Composition of scientific words is a revised and greatly enlarged version of my Materials for word-study, published in 1927, but retains the same general features. Because the lexicon of that book proved inadequate for the widest application in synthesizing words, I decided in 1941, after insistent urging from friendly critics among my scientific colleagues, to undertake the preparation of a larger reservoir of usable material preceded by a concise, introductory discussion of the methods for creating words, especially terms used in the sciences. As the fulfillment of this purpose unfolded I considered the invention of a more descriptive title for the new book.
The Greeks had several distinct terms for words and names, as onoma, noun, and rhema, verb, the sources of onomatology and rhematology, which are resounding creations for phases of semantics. Onomatopoeia, from onomatopoieo, to make names, now has the special sense of 'words made in imitation of natural sounds.' Epos and logos, used concretely and abstractly, denoted the spoken or written word; and a logotechnes was an artificer in words. From this word I derive logotechnics, the art of composing words. This inventive process could be implied by the term wordcraft, but the latter refers more particularly to the skillful use of words. The Greeks also had a figurative, perhaps slightly satirical synonym for logotechnes, namely, logomageiros, wordcook. This word conveys a subtle suggestion that not all cooks are artists,--an observation not inapplicable to some post-classical wordmakers.
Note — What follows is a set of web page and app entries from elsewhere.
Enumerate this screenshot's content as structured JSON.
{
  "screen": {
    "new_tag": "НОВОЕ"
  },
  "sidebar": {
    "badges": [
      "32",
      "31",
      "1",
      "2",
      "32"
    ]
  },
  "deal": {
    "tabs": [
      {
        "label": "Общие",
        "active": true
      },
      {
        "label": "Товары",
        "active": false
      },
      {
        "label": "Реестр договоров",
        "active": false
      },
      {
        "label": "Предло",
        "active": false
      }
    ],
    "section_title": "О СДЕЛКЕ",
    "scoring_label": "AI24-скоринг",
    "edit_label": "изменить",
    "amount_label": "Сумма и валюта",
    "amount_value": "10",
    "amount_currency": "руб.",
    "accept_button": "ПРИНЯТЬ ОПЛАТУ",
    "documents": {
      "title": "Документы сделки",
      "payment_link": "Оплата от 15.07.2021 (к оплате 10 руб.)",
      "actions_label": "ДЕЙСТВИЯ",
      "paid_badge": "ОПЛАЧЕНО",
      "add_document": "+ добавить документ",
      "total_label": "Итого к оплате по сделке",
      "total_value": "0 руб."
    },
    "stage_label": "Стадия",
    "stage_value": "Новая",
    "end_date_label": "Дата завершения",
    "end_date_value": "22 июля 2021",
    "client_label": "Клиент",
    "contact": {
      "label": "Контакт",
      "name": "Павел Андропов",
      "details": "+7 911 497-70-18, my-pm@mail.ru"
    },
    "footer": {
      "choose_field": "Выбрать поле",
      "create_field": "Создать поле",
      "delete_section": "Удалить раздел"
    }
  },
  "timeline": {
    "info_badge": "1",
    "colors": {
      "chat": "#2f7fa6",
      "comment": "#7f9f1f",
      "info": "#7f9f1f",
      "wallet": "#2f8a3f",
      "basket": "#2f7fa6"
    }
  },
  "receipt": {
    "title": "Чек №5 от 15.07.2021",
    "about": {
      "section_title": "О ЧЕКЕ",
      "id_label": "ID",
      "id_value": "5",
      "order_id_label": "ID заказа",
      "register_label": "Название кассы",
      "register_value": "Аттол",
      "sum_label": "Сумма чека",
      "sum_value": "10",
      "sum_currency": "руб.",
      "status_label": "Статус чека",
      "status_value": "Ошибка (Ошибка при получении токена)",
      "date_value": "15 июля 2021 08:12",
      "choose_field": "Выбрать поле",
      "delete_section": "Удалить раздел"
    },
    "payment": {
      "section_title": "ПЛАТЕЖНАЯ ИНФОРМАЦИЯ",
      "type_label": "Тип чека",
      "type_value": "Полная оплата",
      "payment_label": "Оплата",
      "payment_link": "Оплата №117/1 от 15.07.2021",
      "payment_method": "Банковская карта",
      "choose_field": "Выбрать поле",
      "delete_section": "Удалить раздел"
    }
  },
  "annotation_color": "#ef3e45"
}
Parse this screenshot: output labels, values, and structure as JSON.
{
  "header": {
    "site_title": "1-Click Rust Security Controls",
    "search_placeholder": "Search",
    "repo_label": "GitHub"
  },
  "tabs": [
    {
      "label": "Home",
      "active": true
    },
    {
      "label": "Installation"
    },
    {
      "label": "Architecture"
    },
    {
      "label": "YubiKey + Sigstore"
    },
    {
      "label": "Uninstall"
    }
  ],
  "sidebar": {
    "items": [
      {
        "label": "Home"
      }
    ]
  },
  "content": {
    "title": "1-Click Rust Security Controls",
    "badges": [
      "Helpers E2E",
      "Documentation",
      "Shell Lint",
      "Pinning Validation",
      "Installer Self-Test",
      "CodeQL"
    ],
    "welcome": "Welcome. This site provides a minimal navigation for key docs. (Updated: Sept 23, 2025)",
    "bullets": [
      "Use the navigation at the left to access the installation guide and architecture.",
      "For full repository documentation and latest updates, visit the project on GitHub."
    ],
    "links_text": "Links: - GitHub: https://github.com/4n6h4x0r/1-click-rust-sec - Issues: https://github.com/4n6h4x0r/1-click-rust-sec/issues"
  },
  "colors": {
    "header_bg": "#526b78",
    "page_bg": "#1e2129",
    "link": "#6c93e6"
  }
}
The Romans apparently had no single term for 'a maker of words', but the Roman wordcreator could well have been called a verbifex and his art verbifactio or verbicultura. The nomenclator was essentially a name-caller or identifier, and a nomenclatura was a list of names. Other words from the same source (nomen, -inis, name), but with accessory or derived meanings, are nominator, namer, and nominatio, designation by name, especially for public office.
Although the materials just reviewed were suggestive, I concluded that a one-word title, such as Logotechnics, however appropriate, might prove to be too forbidding because of its novelty. After selecting that now used, and while cogitating about the menu offered under the new designation, I was reminded of a U. S. Department of Agriculture bulletin, entitled Turnips, beets, and other succulent roots, and their use as food. My book also deals with roots, more or less succulent, and the approved methods for cultivating them. It will, I trust, promote skill and pleasure in composing words, and thus, although not intended to be a panacea for all the ills of nomenclature, may, by offsetting some of the bad effects resulting from decreased instruction in classical languages, diminish the area and amount of verbicultural wrongdoing. My fervent hope, however, is that the book will not encourage the making of unnecessary words, the proliferation of jargon. It is intended to be a useful tool, and as such, whether or not it is considered sharp, should be handled carefully and wisely.